In Thailand, ha was member of the Democratic Party and won a seat in the Lower House in 1986. He was appointed deputy foreign minister from 1992 to 1995 and foreign minister from 1997 to 2001.

He helped Thailand survive the Asian Financial Crisis, which struck in 1997, by gaining support from countries all over the world. He served as minister until Thaksin Shinawatra became prime minister. Between 2004 and 2006, Pitsuwan was even touted as a possible successor to United Nations secretary-general Kofi Annan but did not get support from the then-Thai government.

Pitsuwan was also cooperating with Investvine’s parent company Inside Investor and was a keynote speaker of the Inside Investor Forum Asia 2012 held in Doha.

After his term at ASEAN ended, he continued to be active as a sought-after conference speaker.

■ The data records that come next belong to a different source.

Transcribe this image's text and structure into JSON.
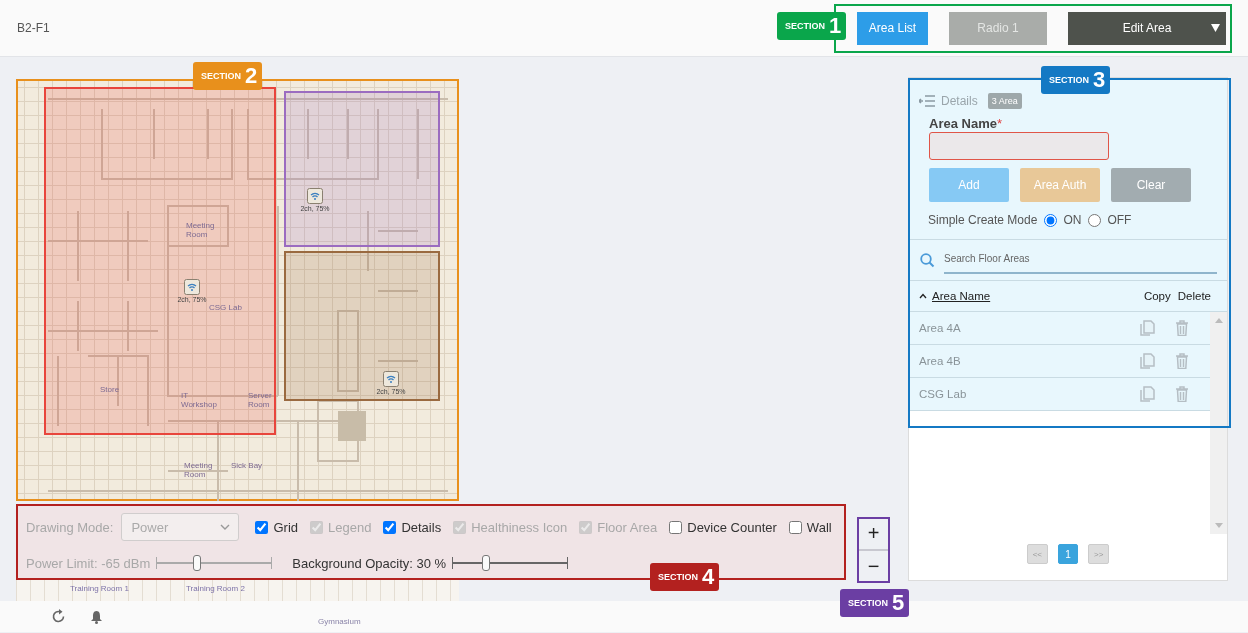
{
  "header": {
    "floor": "B2-F1",
    "buttons": [
      {
        "label": "Area List",
        "kind": "primary"
      },
      {
        "label": "Radio 1",
        "kind": "disabled"
      },
      {
        "label": "Edit Area",
        "kind": "dropdown"
      }
    ]
  },
  "map": {
    "areas": [
      {
        "color": "#e8453c"
      },
      {
        "color": "#9b6cc0"
      },
      {
        "color": "#9a6a40"
      }
    ],
    "devices": [
      {
        "label": "2ch, 75%"
      },
      {
        "label": "2ch, 75%"
      },
      {
        "label": "2ch, 75%"
      }
    ],
    "rooms": [
      {
        "label": "Meeting Room"
      },
      {
        "label": "CSG Lab"
      },
      {
        "label": "Store"
      },
      {
        "label": "IT Workshop"
      },
      {
        "label": "Server Room"
      },
      {
        "label": "Meeting Room"
      },
      {
        "label": "Sick Bay"
      }
    ],
    "lower_rooms": [
      {
        "label": "Training Room 1"
      },
      {
        "label": "Training Room 2"
      }
    ],
    "bottom_room": "Gymnasium"
  },
  "toolbar": {
    "drawing_mode": {
      "label": "Drawing Mode:",
      "value": "Power",
      "disabled": true
    },
    "checkboxes": [
      {
        "label": "Grid",
        "checked": true,
        "disabled": false
      },
      {
        "label": "Legend",
        "checked": true,
        "disabled": true
      },
      {
        "label": "Details",
        "checked": true,
        "disabled": false
      },
      {
        "label": "Healthiness Icon",
        "checked": true,
        "disabled": true
      },
      {
        "label": "Floor Area",
        "checked": true,
        "disabled": true
      },
      {
        "label": "Device Counter",
        "checked": false,
        "disabled": false
      },
      {
        "label": "Wall",
        "checked": false,
        "disabled": false
      }
    ],
    "sliders": [
      {
        "label": "Power Limit: -65 dBm",
        "level": 0.36,
        "disabled": true
      },
      {
        "label": "Background Opacity: 30 %",
        "level": 0.3,
        "disabled": false
      }
    ]
  },
  "zoom": {
    "in": "+",
    "out": "−"
  },
  "panel": {
    "title": "Details",
    "count": "3 Area",
    "field_label": "Area Name",
    "required": "*",
    "buttons": [
      {
        "label": "Add",
        "kind": "add"
      },
      {
        "label": "Area Auth",
        "kind": "auth"
      },
      {
        "label": "Clear",
        "kind": "clear"
      }
    ],
    "mode_label": "Simple Create Mode",
    "mode_options": [
      {
        "label": "ON",
        "selected": true
      },
      {
        "label": "OFF",
        "selected": false
      }
    ],
    "search": {
      "placeholder": "Search Floor Areas"
    },
    "columns": [
      "Area Name",
      "Copy",
      "Delete"
    ],
    "rows": [
      {
        "name": "Area 4A"
      },
      {
        "name": "Area 4B"
      },
      {
        "name": "CSG Lab"
      }
    ],
    "pagination": [
      {
        "label": "<<",
        "selected": false
      },
      {
        "label": "1",
        "selected": true
      },
      {
        "label": ">>",
        "selected": false
      }
    ]
  },
  "annotations": [
    {
      "label": "SECTION",
      "number": "1",
      "color": "#0aa64b"
    },
    {
      "label": "SECTION",
      "number": "2",
      "color": "#e8901c"
    },
    {
      "label": "SECTION",
      "number": "3",
      "color": "#1479c4"
    },
    {
      "label": "SECTION",
      "number": "4",
      "color": "#b3211f"
    },
    {
      "label": "SECTION",
      "number": "5",
      "color": "#6b3ea3"
    }
  ]
}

He founded a liberal think-tank in Bangkok and aimed at a role in the Thai government, which, however, didn’t materialise. In June this year, he said he would run for Bangkok governor. He was also an outspoken critic of the Thai education system and called for change and transformation in the Thai political system and in society.

Pitsuwan, a native of southern Nakhon Si Thammarat province, earned his Master of Arts’ degree at Harvard University and did research at the American University in Cairo as a scholar of the Institute of Higher Council for Islamic Affairs of Egypt from 1975 until 1977 before returning to Harvard, where he received his doctorate in 1982.

Pitsuwan has also been conferred numerous awards, including 13 honorary doctorate degrees from both Asian and Western universities. Among many other roles, he was professor emeritus at Bangkok’s Thammasat University, co-chair of the Commission on Human Security and honorary advisor under the King Prajadhipok Institute. He also was a Trustee of the Asia Foundation since 2003 and sat on the board of the Switzerland-based Center for Humanitarian Dialogue.

Do you like this post?
  • Fascinated
  • Happy
  • Sad
  • Angry
  • Bored
  • Afraid